1. Don’t retweet him.
Trump’s tweets are often so outrageous that the media covers them as stories, and many people are upset, correctly noting that the president’s posts perpetuate bigotry and could feed violence and hatred against immigrants, Muslims, and people of color.
The problem is that by reposting the president’s tweets, the media and social media only amplify these dangerous messages, bringing the images into millions of people’s feeds. Retweeting or Facebook-sharing a harmful post only highlights it, making it more likely to stick in people’s minds, which can seriously hurt vulnerable communities.
Don’t retweet or reply-tweet harmful content.
2. Tell the truth instead. If you have to mention the tweet, identify its purpose.
Trump’s tweets are dangerous, but so are his administration’s racist policies, including the Muslim ban, family separation, and other policies that target immigrants and people of color in the United States and abroad. If you want to weigh in when the president's tweets are breaking news, be sure to focus on the people who are affected by these policies as well as by the president’s endorsement of racist memes.
3. Uplift the voices we should listen to instead.
Part of challenging racism and misinformation is building empathy and connections between members of our communities. Unfortunately, the media tends to present stories in one-dimensional and stereotypical ways, such as reducing Muslims to either extremists or victims or framing immigrants as either “good” or “bad.” That’s one reason why Trump’s tweets are so dangerous: They build on existing stereotypes of targeted groups and the lack of complex representations in the media.
Follow artists, writers, activists, and thinkers of color online, share their work, and center the voices of people directly impacted by the issues you comment on. To get started, check out United We Dream, UndocuBlack, ConMijente, Muslim Justice League, MPower Change, Young Muslim Collective, and the Arab American Action Network.
4. Address racist comments in your own networks.
While the president's tweets always garner a lot of attention, he's not alone in perpetuating racist images and ideas. When someone in your network posts something racist, xenophobic, or Islamophobic, here are some ideas for how to respond:
- Instead of arguing, ask questions. Try to move the person to consider their entrenched ideas by listening.
- Take the conversation offline – it might be time to ask your friend or family member to coffee to talk face to face.

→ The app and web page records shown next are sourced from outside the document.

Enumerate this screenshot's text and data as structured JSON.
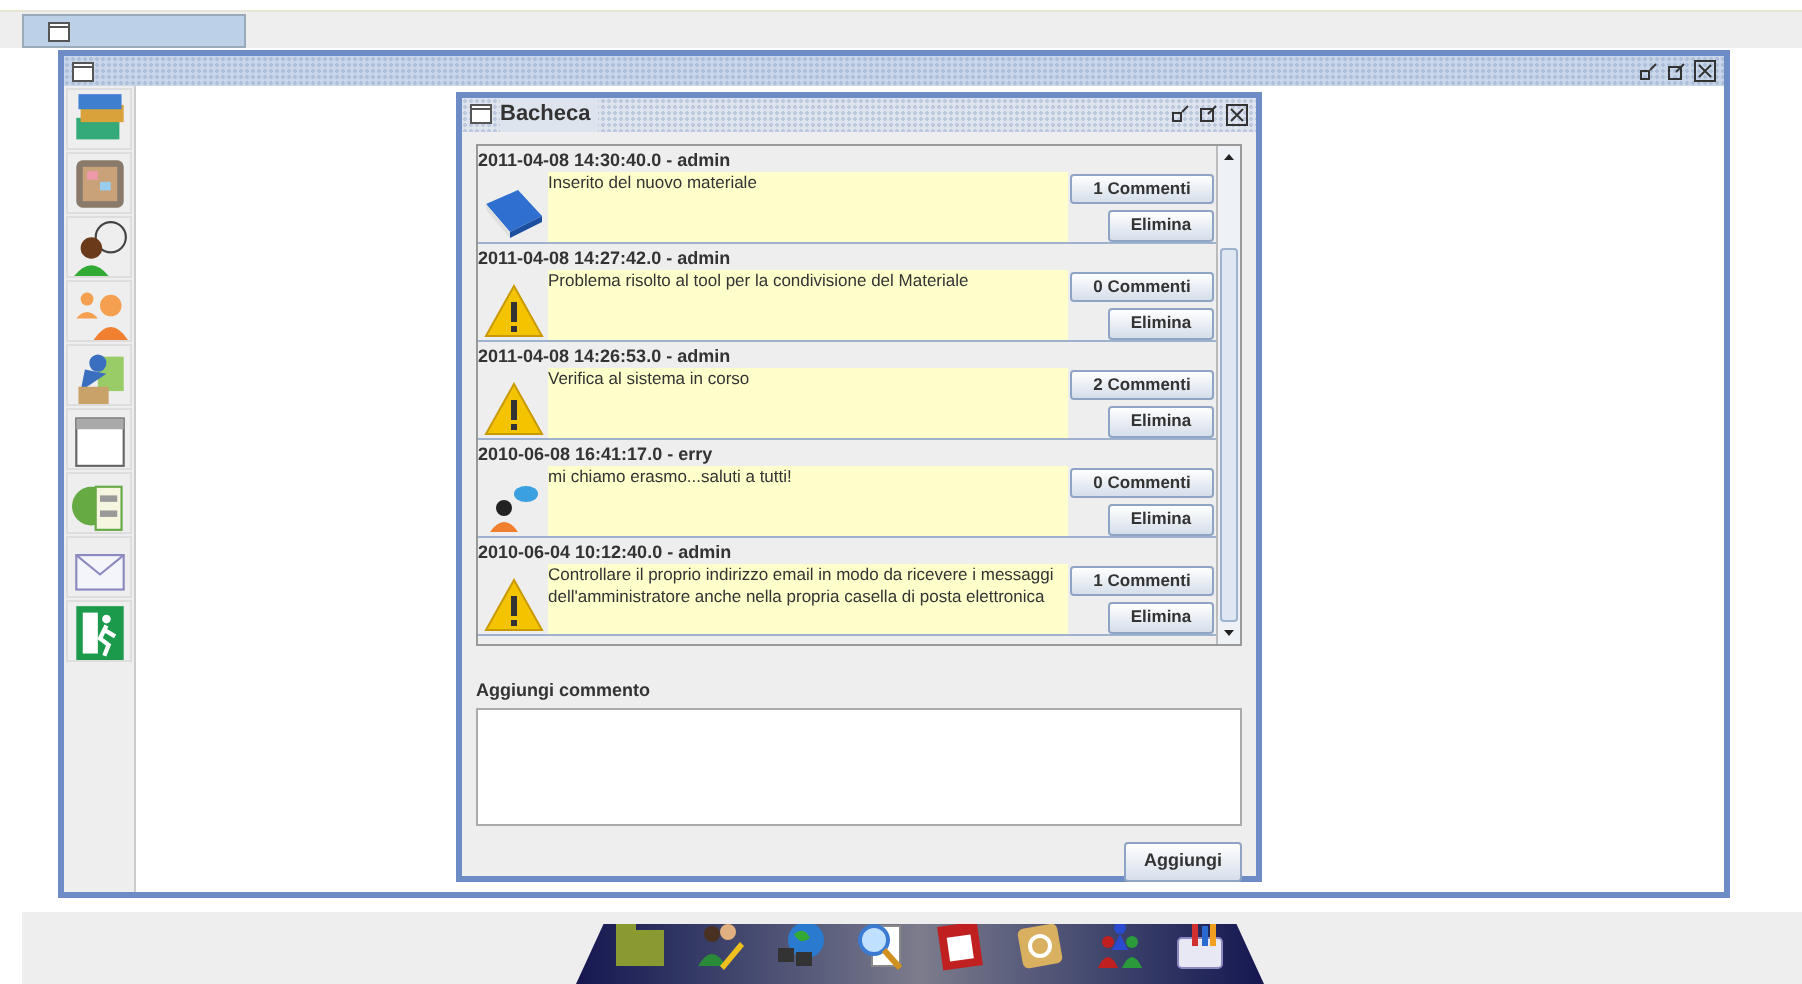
{
  "inner_window": {
    "title": "Bacheca"
  },
  "posts": [
    {
      "header": "2011-04-08 14:30:40.0 - admin",
      "kind": "book",
      "text": "Inserito del nuovo materiale",
      "comments_button": "1 Commenti",
      "delete_button": "Elimina"
    },
    {
      "header": "2011-04-08 14:27:42.0 - admin",
      "kind": "warning",
      "text": "Problema risolto al tool per la condivisione del Materiale",
      "comments_button": "0 Commenti",
      "delete_button": "Elimina"
    },
    {
      "header": "2011-04-08 14:26:53.0 - admin",
      "kind": "warning",
      "text": "Verifica al sistema in corso",
      "comments_button": "2 Commenti",
      "delete_button": "Elimina"
    },
    {
      "header": "2010-06-08 16:41:17.0 - erry",
      "kind": "user",
      "text": "mi chiamo erasmo...saluti a tutti!",
      "comments_button": "0 Commenti",
      "delete_button": "Elimina"
    },
    {
      "header": "2010-06-04 10:12:40.0 - admin",
      "kind": "warning",
      "text": "Controllare il proprio indirizzo email in modo da ricevere i messaggi dell'amministratore anche nella propria casella di posta elettronica",
      "comments_button": "1 Commenti",
      "delete_button": "Elimina"
    }
  ],
  "comment_form": {
    "label": "Aggiungi commento",
    "submit_button": "Aggiungi"
  }
}
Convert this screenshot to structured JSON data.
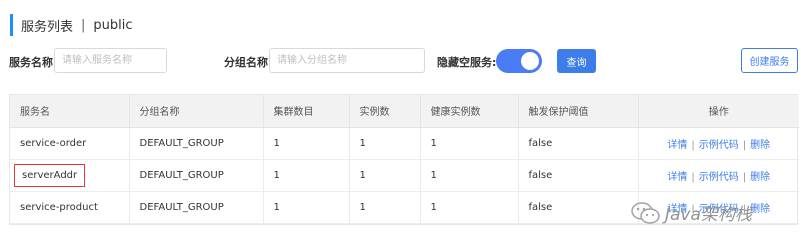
{
  "header": {
    "title": "服务列表",
    "separator": "|",
    "namespace": "public"
  },
  "filters": {
    "service_name_label": "服务名称",
    "service_name_placeholder": "请输入服务名称",
    "group_name_label": "分组名称",
    "group_name_placeholder": "请输入分组名称",
    "hide_empty_label": "隐藏空服务:",
    "hide_empty_on": true,
    "query_button": "查询",
    "create_button": "创建服务"
  },
  "table": {
    "columns": [
      "服务名",
      "分组名称",
      "集群数目",
      "实例数",
      "健康实例数",
      "触发保护阈值",
      "操作"
    ],
    "rows": [
      {
        "service": "service-order",
        "group": "DEFAULT_GROUP",
        "clusters": "1",
        "instances": "1",
        "healthy": "1",
        "threshold": "false"
      },
      {
        "service": "serverAddr",
        "group": "DEFAULT_GROUP",
        "clusters": "1",
        "instances": "1",
        "healthy": "1",
        "threshold": "false"
      },
      {
        "service": "service-product",
        "group": "DEFAULT_GROUP",
        "clusters": "1",
        "instances": "1",
        "healthy": "1",
        "threshold": "false"
      }
    ],
    "actions": {
      "detail": "详情",
      "sample_code": "示例代码",
      "delete": "删除",
      "separator": "|"
    }
  },
  "watermark": {
    "text": "Java架构栈",
    "icon": "wechat-icon"
  },
  "colors": {
    "accent": "#3d7de9",
    "toggle": "#4a7cf6",
    "highlight_border": "#e53935"
  }
}
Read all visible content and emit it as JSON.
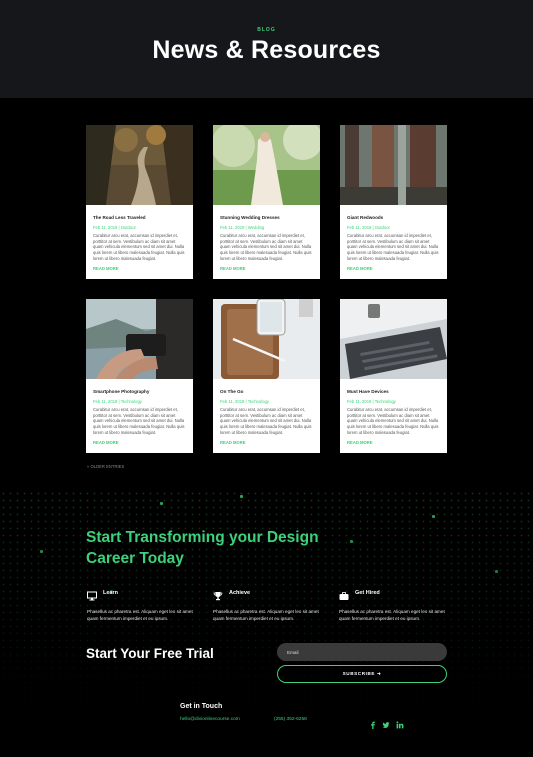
{
  "hero": {
    "eyebrow": "BLOG",
    "title": "News & Resources"
  },
  "posts": [
    {
      "title": "The Road Less Traveled",
      "meta": "Feb 11, 2019 | Outdoor",
      "excerpt": "Curabitur arcu erat, accumsan id imperdiet et, porttitor at sem. Vestibulum ac diam sit amet quam vehicula elementum sed sit amet dui. Nulla quis lorem ut libero malesuada feugiat. Nulla quis lorem ut libero malesuada feugiat.",
      "more": "READ MORE"
    },
    {
      "title": "Stunning Wedding Dresses",
      "meta": "Feb 11, 2019 | Wedding",
      "excerpt": "Curabitur arcu erat, accumsan id imperdiet et, porttitor at sem. Vestibulum ac diam sit amet quam vehicula elementum sed sit amet dui. Nulla quis lorem ut libero malesuada feugiat. Nulla quis lorem ut libero malesuada feugiat.",
      "more": "READ MORE"
    },
    {
      "title": "Giant Redwoods",
      "meta": "Feb 11, 2019 | Outdoor",
      "excerpt": "Curabitur arcu erat, accumsan id imperdiet et, porttitor at sem. Vestibulum ac diam sit amet quam vehicula elementum sed sit amet dui. Nulla quis lorem ut libero malesuada feugiat. Nulla quis lorem ut libero malesuada feugiat.",
      "more": "READ MORE"
    },
    {
      "title": "Smartphone Photography",
      "meta": "Feb 11, 2019 | Technology",
      "excerpt": "Curabitur arcu erat, accumsan id imperdiet et, porttitor at sem. Vestibulum ac diam sit amet quam vehicula elementum sed sit amet dui. Nulla quis lorem ut libero malesuada feugiat. Nulla quis lorem ut libero malesuada feugiat.",
      "more": "READ MORE"
    },
    {
      "title": "On The Go",
      "meta": "Feb 11, 2019 | Technology",
      "excerpt": "Curabitur arcu erat, accumsan id imperdiet et, porttitor at sem. Vestibulum ac diam sit amet quam vehicula elementum sed sit amet dui. Nulla quis lorem ut libero malesuada feugiat. Nulla quis lorem ut libero malesuada feugiat.",
      "more": "READ MORE"
    },
    {
      "title": "Must Have Devices",
      "meta": "Feb 11, 2019 | Technology",
      "excerpt": "Curabitur arcu erat, accumsan id imperdiet et, porttitor at sem. Vestibulum ac diam sit amet quam vehicula elementum sed sit amet dui. Nulla quis lorem ut libero malesuada feugiat. Nulla quis lorem ut libero malesuada feugiat.",
      "more": "READ MORE"
    }
  ],
  "older_entries": "« OLDER ENTRIES",
  "cta": {
    "heading": "Start Transforming your Design Career Today",
    "features": [
      {
        "icon": "monitor-icon",
        "label": "Learn",
        "desc": "Phasellus ac pharetra est. Aliquam eget leo sit amet quam fermentum imperdiet et eu ipsum."
      },
      {
        "icon": "trophy-icon",
        "label": "Achieve",
        "desc": "Phasellus ac pharetra est. Aliquam eget leo sit amet quam fermentum imperdiet et eu ipsum."
      },
      {
        "icon": "briefcase-icon",
        "label": "Get Hired",
        "desc": "Phasellus ac pharetra est. Aliquam eget leo sit amet quam fermentum imperdiet et eu ipsum."
      }
    ],
    "trial_title": "Start Your Free Trial",
    "email_placeholder": "Email",
    "subscribe_label": "SUBSCRIBE ➜"
  },
  "footer": {
    "title": "Get in Touch",
    "email": "hello@divionlinecourse.com",
    "phone": "(255) 352-6258",
    "social": [
      "facebook-icon",
      "twitter-icon",
      "linkedin-icon"
    ]
  },
  "colors": {
    "accent": "#3ed07a",
    "hero_bg": "#15171a",
    "page_bg": "#000000"
  }
}
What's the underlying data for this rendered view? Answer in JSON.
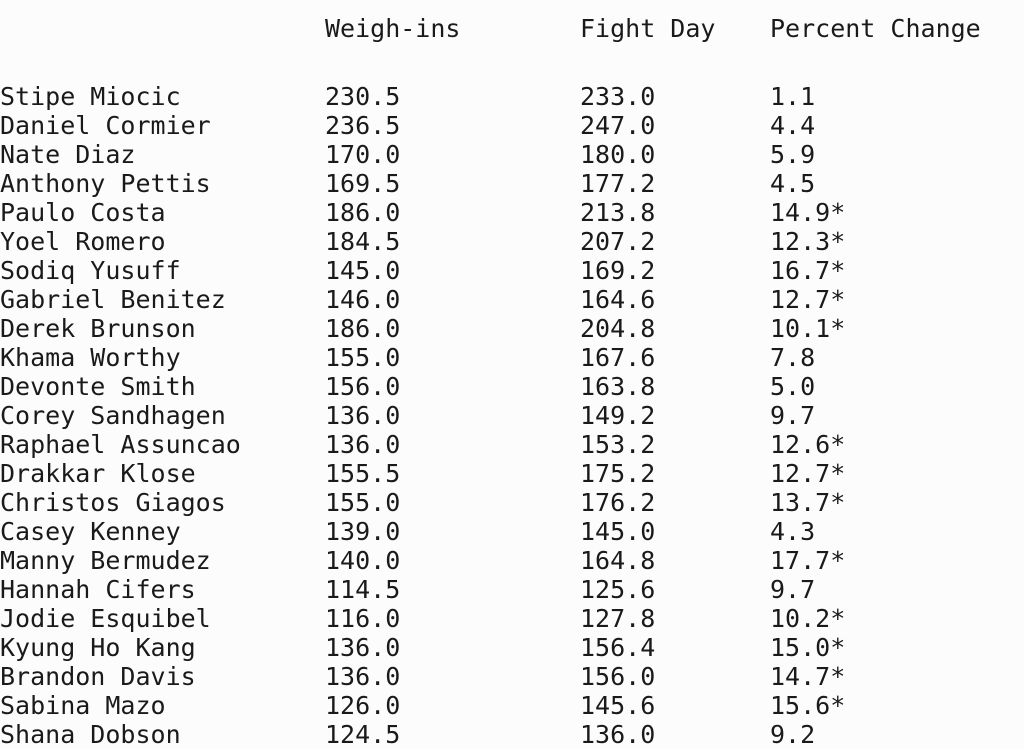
{
  "table": {
    "columns": [
      {
        "key": "name",
        "label": ""
      },
      {
        "key": "weigh_ins",
        "label": "Weigh-ins"
      },
      {
        "key": "fight_day",
        "label": "Fight Day"
      },
      {
        "key": "percent_change",
        "label": "Percent Change"
      }
    ],
    "rows": [
      {
        "name": "Stipe Miocic",
        "weigh_ins": "230.5",
        "fight_day": "233.0",
        "percent_change": "1.1"
      },
      {
        "name": "Daniel Cormier",
        "weigh_ins": "236.5",
        "fight_day": "247.0",
        "percent_change": "4.4"
      },
      {
        "name": "Nate Diaz",
        "weigh_ins": "170.0",
        "fight_day": "180.0",
        "percent_change": "5.9"
      },
      {
        "name": "Anthony Pettis",
        "weigh_ins": "169.5",
        "fight_day": "177.2",
        "percent_change": "4.5"
      },
      {
        "name": "Paulo Costa",
        "weigh_ins": "186.0",
        "fight_day": "213.8",
        "percent_change": "14.9*"
      },
      {
        "name": "Yoel Romero",
        "weigh_ins": "184.5",
        "fight_day": "207.2",
        "percent_change": "12.3*"
      },
      {
        "name": "Sodiq Yusuff",
        "weigh_ins": "145.0",
        "fight_day": "169.2",
        "percent_change": "16.7*"
      },
      {
        "name": "Gabriel Benitez",
        "weigh_ins": "146.0",
        "fight_day": "164.6",
        "percent_change": "12.7*"
      },
      {
        "name": "Derek Brunson",
        "weigh_ins": "186.0",
        "fight_day": "204.8",
        "percent_change": "10.1*"
      },
      {
        "name": "Khama Worthy",
        "weigh_ins": "155.0",
        "fight_day": "167.6",
        "percent_change": "7.8"
      },
      {
        "name": "Devonte Smith",
        "weigh_ins": "156.0",
        "fight_day": "163.8",
        "percent_change": "5.0"
      },
      {
        "name": "Corey Sandhagen",
        "weigh_ins": "136.0",
        "fight_day": "149.2",
        "percent_change": "9.7"
      },
      {
        "name": "Raphael Assuncao",
        "weigh_ins": "136.0",
        "fight_day": "153.2",
        "percent_change": "12.6*"
      },
      {
        "name": "Drakkar Klose",
        "weigh_ins": "155.5",
        "fight_day": "175.2",
        "percent_change": "12.7*"
      },
      {
        "name": "Christos Giagos",
        "weigh_ins": "155.0",
        "fight_day": "176.2",
        "percent_change": "13.7*"
      },
      {
        "name": "Casey Kenney",
        "weigh_ins": "139.0",
        "fight_day": "145.0",
        "percent_change": "4.3"
      },
      {
        "name": "Manny Bermudez",
        "weigh_ins": "140.0",
        "fight_day": "164.8",
        "percent_change": "17.7*"
      },
      {
        "name": "Hannah Cifers",
        "weigh_ins": "114.5",
        "fight_day": "125.6",
        "percent_change": "9.7"
      },
      {
        "name": "Jodie Esquibel",
        "weigh_ins": "116.0",
        "fight_day": "127.8",
        "percent_change": "10.2*"
      },
      {
        "name": "Kyung Ho Kang",
        "weigh_ins": "136.0",
        "fight_day": "156.4",
        "percent_change": "15.0*"
      },
      {
        "name": "Brandon Davis",
        "weigh_ins": "136.0",
        "fight_day": "156.0",
        "percent_change": "14.7*"
      },
      {
        "name": "Sabina Mazo",
        "weigh_ins": "126.0",
        "fight_day": "145.6",
        "percent_change": "15.6*"
      },
      {
        "name": "Shana Dobson",
        "weigh_ins": "124.5",
        "fight_day": "136.0",
        "percent_change": "9.2"
      }
    ]
  },
  "colors": {
    "background": "#fcfcfc",
    "text": "#1a1a1a"
  }
}
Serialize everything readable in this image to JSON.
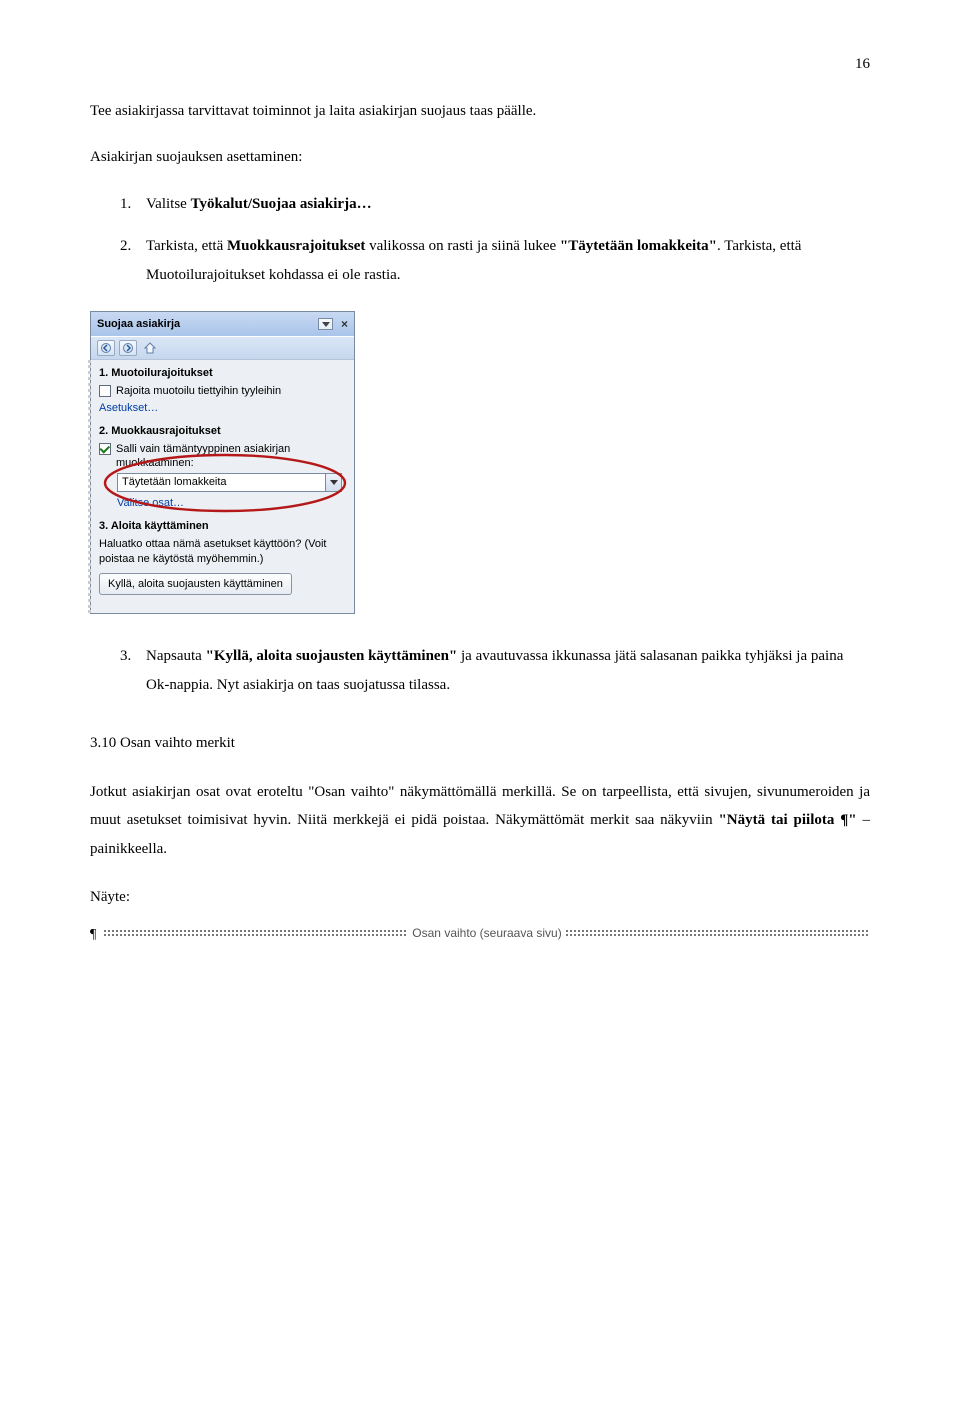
{
  "pageNumber": "16",
  "p1": "Tee asiakirjassa tarvittavat toiminnot ja laita asiakirjan suojaus taas päälle.",
  "p2": "Asiakirjan suojauksen asettaminen:",
  "list1": {
    "n1": "1.",
    "t1a": "Valitse ",
    "t1b": "Työkalut/Suojaa asiakirja…",
    "n2": "2.",
    "t2a": "Tarkista, että ",
    "t2b": "Muokkausrajoitukset",
    "t2c": " valikossa on rasti ja siinä lukee ",
    "t2d": "\"Täytetään lomakkeita\"",
    "t2e": ". Tarkista, että Muotoilurajoitukset kohdassa ei ole rastia."
  },
  "pane": {
    "title": "Suojaa asiakirja",
    "close": "×",
    "s1": "1. Muotoilurajoitukset",
    "s1chk": "Rajoita muotoilu tiettyihin tyyleihin",
    "s1link": "Asetukset…",
    "s2": "2. Muokkausrajoitukset",
    "s2chk": "Salli vain tämäntyyppinen asiakirjan muokkaaminen:",
    "s2combo": "Täytetään lomakkeita",
    "s2link": "Valitse osat…",
    "s3": "3. Aloita käyttäminen",
    "s3txt": "Haluatko ottaa nämä asetukset käyttöön? (Voit poistaa ne käytöstä myöhemmin.)",
    "s3btn": "Kyllä, aloita suojausten käyttäminen"
  },
  "list2": {
    "n3": "3.",
    "t3a": "Napsauta ",
    "t3b": "\"Kyllä, aloita suojausten käyttäminen\"",
    "t3c": " ja avautuvassa ikkunassa jätä salasanan paikka tyhjäksi ja paina Ok-nappia. Nyt asiakirja on taas suojatussa tilassa."
  },
  "h3": "3.10  Osan vaihto merkit",
  "p3a": "Jotkut asiakirjan osat ovat eroteltu \"Osan vaihto\" näkymättömällä merkillä. Se on tarpeellista, että sivujen, sivunumeroiden ja muut asetukset toimisivat hyvin. Niitä merkkejä ei pidä poistaa. Näkymättömät merkit saa näkyviin ",
  "p3b": "\"Näytä tai piilota ¶\"",
  "p3c": " –painikkeella.",
  "sample": "Näyte:",
  "sb": {
    "pilcrow": "¶",
    "label": "Osan vaihto (seuraava sivu)"
  }
}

- Post a fresh comment instead of replying to a negative one. Getting into a back and forth argument with a stranger might not be worth your time. But you can make sure a negative comment doesn’t stand unchallenged.
- Finally if someone is posting hate speech, it might be time to block them.